There was panic on the streets of Turkey’s Hatay as a strong earthquake struck the southern province during the early evening (around 20:00 local time) of February 20 followed by a moderate quake. The new tremors, so far known to have caused the deaths of three people, came almost exactly two weeks after twin earthquakes struck Hatay, 10 other Turkish provinces and northern Syria killing tens of thousands.
Muna Al Omar told Reuters she was in a tent in a park in central Antakya, Hatay’s capital city, when the strong quake, with a magnitude of 6.4, hit. "I thought the earth was going to split open under my feet," she said, crying as she held her seven-year-old son in her arms.
The second quake was measured at 5.8.

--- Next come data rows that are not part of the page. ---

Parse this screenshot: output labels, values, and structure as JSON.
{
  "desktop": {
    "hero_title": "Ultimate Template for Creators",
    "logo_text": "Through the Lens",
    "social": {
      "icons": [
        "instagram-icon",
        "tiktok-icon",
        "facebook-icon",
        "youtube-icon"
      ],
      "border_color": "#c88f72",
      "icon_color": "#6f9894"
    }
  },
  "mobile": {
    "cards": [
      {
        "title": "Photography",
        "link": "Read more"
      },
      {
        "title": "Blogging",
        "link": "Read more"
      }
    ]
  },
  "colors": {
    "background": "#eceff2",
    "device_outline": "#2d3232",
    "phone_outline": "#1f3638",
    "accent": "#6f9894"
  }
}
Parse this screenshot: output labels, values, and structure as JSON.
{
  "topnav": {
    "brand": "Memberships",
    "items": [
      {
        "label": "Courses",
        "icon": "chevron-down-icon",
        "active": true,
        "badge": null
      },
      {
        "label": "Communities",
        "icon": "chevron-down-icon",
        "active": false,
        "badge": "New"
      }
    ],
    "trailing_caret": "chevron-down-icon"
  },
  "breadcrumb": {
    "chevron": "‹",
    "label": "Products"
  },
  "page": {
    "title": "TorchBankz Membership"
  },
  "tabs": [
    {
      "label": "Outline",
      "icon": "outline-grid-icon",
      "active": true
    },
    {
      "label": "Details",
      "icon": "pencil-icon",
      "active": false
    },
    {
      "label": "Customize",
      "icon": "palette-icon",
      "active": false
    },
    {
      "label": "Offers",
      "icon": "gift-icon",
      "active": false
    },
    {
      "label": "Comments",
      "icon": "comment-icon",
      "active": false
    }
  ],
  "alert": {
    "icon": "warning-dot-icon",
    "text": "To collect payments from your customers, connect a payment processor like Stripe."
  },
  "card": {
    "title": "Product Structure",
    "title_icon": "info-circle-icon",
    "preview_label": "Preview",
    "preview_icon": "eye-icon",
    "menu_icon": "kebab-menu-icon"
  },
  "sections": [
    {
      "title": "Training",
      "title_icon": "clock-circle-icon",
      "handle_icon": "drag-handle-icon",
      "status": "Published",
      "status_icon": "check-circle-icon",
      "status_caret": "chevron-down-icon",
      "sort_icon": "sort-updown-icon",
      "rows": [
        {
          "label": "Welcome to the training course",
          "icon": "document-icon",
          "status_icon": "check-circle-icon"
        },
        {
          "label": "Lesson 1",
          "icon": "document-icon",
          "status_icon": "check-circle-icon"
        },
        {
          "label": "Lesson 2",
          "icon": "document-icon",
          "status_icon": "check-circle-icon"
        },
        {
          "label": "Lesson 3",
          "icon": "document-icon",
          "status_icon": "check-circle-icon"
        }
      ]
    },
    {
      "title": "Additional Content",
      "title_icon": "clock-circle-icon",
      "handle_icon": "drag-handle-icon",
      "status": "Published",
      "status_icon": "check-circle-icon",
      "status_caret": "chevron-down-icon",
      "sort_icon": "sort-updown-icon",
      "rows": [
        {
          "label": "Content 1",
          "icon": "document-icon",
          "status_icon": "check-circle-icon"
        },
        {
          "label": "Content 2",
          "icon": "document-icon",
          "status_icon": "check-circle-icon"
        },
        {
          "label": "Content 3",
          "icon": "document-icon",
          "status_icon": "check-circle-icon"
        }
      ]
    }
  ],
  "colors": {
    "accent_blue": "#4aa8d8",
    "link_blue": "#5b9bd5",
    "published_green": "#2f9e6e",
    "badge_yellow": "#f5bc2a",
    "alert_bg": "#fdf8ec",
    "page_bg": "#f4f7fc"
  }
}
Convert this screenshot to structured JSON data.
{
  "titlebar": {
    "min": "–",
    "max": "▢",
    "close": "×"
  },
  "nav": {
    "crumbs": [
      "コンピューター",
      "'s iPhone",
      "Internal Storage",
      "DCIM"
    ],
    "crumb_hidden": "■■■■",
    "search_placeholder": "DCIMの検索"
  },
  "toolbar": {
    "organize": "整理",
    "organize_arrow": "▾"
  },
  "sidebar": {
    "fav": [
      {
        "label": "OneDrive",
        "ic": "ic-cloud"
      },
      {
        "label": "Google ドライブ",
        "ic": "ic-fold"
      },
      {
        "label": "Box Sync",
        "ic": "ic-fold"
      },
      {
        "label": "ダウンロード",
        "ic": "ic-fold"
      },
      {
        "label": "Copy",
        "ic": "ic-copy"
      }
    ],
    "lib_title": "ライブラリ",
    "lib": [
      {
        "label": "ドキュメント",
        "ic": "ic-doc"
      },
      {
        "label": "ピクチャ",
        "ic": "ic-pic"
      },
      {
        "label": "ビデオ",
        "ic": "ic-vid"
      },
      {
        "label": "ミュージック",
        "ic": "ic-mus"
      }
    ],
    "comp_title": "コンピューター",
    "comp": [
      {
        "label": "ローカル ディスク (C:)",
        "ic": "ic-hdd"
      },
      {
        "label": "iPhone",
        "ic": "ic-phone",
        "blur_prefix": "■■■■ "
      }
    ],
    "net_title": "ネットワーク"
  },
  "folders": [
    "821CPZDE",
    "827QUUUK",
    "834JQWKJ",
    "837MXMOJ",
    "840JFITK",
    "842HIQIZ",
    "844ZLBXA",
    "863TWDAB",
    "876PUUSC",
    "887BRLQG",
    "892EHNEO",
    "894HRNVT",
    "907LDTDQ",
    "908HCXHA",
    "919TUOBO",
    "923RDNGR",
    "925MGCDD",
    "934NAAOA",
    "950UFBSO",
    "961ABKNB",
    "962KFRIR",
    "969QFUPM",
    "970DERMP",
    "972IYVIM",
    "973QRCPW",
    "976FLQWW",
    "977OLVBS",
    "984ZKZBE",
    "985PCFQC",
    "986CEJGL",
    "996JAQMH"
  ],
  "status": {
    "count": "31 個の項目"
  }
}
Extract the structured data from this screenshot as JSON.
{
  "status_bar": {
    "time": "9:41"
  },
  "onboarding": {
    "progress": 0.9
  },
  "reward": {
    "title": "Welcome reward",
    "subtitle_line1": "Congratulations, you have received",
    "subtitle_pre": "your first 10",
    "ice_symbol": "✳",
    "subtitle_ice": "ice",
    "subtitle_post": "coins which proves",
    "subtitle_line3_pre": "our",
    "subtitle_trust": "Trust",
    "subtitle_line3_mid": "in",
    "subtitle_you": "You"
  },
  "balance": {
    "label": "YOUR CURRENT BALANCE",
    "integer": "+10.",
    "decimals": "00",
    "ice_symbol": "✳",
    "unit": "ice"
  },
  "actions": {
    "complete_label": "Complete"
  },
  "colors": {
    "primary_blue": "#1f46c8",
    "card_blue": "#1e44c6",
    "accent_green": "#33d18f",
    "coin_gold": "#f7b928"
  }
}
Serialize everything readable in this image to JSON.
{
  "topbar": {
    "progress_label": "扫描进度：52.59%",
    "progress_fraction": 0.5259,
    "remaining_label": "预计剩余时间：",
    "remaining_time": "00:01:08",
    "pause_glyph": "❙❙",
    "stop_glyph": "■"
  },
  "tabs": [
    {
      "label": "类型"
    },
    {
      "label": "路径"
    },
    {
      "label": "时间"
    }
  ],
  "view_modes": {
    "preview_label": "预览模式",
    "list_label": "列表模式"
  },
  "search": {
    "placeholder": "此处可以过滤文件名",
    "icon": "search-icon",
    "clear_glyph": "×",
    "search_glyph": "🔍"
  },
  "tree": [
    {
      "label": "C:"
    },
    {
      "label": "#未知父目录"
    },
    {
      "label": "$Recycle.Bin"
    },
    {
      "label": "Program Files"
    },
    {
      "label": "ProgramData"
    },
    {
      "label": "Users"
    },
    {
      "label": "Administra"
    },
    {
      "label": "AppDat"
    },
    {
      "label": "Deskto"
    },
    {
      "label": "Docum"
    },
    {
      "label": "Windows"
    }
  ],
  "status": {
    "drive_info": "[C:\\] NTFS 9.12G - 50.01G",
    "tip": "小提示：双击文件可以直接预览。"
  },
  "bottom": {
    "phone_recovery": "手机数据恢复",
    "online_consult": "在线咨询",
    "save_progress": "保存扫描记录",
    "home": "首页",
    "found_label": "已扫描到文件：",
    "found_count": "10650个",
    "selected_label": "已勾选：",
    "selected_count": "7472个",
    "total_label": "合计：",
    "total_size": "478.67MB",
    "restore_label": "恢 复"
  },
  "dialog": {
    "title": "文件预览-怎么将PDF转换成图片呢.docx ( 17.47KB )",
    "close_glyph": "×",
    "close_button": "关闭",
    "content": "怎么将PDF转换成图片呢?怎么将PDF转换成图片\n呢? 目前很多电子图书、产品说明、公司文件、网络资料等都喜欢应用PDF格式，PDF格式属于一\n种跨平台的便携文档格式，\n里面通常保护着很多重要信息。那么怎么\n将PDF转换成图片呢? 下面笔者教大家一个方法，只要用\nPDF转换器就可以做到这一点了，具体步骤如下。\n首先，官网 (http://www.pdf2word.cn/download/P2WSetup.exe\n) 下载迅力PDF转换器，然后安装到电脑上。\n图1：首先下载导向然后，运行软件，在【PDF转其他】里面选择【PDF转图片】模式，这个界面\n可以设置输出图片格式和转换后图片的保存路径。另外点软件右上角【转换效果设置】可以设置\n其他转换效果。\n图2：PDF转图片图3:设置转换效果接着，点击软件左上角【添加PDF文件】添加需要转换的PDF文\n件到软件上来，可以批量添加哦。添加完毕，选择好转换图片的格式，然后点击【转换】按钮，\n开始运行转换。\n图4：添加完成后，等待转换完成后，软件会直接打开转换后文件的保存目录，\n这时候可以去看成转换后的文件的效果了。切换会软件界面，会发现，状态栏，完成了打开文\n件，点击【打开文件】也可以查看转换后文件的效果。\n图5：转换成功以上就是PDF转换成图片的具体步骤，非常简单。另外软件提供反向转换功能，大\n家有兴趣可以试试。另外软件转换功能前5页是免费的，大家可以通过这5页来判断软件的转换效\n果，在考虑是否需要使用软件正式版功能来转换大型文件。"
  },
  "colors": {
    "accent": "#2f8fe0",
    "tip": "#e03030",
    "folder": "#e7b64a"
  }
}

Initial newswire reports also referred to 213 people injured and people trapped under rubble, with many instances of already damaged buildings and other structures crumbling.
The two February 6 earthquakes were of devastating magnitudes, 7.8 and 7.5, respectively. On February 19, the country's Disaster and Emergency Management Authority, AFAD, said that some 6,040 aftershocks, with 40 of a 5 to 6 magnitude and one at 6.6, have in the past two weeks hit the 11 provinces that form the quake disaster zone. For earthquakes, it should be noted that the Richter magnitude scale does not proportionally represent the strength of the earthquake in question. For instance, 7.00 magnitude is not one unit or 16% stronger than 6.00 magnitude, it is 10 times or 1,000% stronger.
The latest quakes were centred near Antakya and were felt in Syria, Egypt and Lebanon. The first quake struck at a depth of just two km (1.2 miles), according to the European Mediterranean Seismological Centre (EMSC) said. The relatively shallow depth might have magnified its impact at ground level.
The death toll from the earthquakes of two weeks ago, with rescue efforts now almost entirely wound down, so far stood at 41,156 in Turkey, AFAD said on February 20. Around 6,000 victims are confirmed to have died in Syria. Soon after the quakes, one expert said he feared the eventual toll across Turkey and Syria could reach as high as 180,000. Both countries are yet to give estimates of how many people are missing.
Around 345,000 apartments in Turkey are known to have been destroyed by the disaster. Some 105,794 buildings checked by Turkey’s Environment and Urbanisation Ministry were either destroyed or so badly damaged as to require demolition, the ministry said on February 19. Of these, 20,662 had collapsed.
“At least 80% of the buildings must be demolished in Antakya,” Lutfu Savas, the mayor of Hatay province—which suffered around 21,000 deaths in the earthquakes of two weeks ago, more than half of the total number of the confirmed fatalities in Turkey—told broadcaster HaberTurk on February 19.
Turkish President Recep Tayyip Erdogan continues to face a backlash over decades of shoddy building standards that left so many buildings in Turkey vulnerable to the earthquake tremors.
Even some so-called “earthquake-proof” luxury housing complexes were toppled by the earthquakes. But there are examples in Turkey of towns built according to earthquake-resistance construction codes, which have withstood major tremors while settlements around them have collapsed.
Opposition politicians have complained of deference to Erdogan slowing the earthquake rescue.
Among February 6 earthquake survivors are around 356,000 pregnant women who urgently need access to health services, the UN sexual and reproductive health agency (UNFPA) has said. They comprise of 226,000 women in Turkey and 130,000 in Syria, around 38,800 of whom will deliver in the next month. Many are sheltering in camps or are exposed to freezing temperatures and are struggling to get food or clean water.
Deep anxieties in Istanbul—which experts have long said is highly vulnerable to the possibility of a massive earthquake—have been reignited among the city’s 16mn-strong population by the disaster.
Hours before the latest earthquake, US Secretary of State Antony Blinken said on a visit to Turkey that Washington would help "for as long as it takes" as rescue operations in the wake of the February 6 earthquakes and their aftershocks were reduced to just a handful of cases with some hope. The focus was turning to urgent shelter and reconstruction work.